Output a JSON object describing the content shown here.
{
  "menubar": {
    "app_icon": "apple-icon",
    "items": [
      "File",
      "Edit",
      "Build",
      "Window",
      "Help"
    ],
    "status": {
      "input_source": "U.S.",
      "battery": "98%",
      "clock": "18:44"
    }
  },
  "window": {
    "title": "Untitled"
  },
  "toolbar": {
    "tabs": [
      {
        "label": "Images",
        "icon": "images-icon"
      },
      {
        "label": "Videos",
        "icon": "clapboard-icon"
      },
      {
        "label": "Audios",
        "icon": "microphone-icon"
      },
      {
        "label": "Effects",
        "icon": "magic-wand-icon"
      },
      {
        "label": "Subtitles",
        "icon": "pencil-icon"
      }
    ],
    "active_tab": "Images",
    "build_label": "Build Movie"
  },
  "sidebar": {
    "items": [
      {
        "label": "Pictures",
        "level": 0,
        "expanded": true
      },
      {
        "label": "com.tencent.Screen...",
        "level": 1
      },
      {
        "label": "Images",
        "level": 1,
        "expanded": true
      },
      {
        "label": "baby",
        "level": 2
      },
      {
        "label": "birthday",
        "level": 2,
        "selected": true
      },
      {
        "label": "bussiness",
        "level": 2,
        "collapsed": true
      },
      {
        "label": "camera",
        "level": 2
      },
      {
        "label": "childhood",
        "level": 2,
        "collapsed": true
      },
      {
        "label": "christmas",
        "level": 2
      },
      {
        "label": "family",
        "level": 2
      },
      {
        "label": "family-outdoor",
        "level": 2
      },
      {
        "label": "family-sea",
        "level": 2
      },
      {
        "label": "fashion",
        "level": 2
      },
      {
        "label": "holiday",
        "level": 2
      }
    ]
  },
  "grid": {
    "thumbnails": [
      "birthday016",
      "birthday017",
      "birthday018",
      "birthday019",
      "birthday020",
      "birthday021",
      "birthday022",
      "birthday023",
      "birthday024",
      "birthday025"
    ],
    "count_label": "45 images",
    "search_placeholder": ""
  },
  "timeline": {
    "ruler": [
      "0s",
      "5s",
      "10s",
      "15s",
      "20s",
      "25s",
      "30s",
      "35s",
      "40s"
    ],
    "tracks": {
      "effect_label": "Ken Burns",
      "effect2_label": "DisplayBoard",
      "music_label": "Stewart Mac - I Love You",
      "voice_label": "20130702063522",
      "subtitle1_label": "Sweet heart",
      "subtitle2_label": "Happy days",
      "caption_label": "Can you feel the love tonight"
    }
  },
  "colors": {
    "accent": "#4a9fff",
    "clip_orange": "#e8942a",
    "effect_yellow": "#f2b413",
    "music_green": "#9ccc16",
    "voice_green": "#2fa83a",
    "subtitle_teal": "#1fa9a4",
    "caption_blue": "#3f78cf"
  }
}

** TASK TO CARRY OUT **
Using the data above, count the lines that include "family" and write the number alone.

** RESPONSE AREA **
3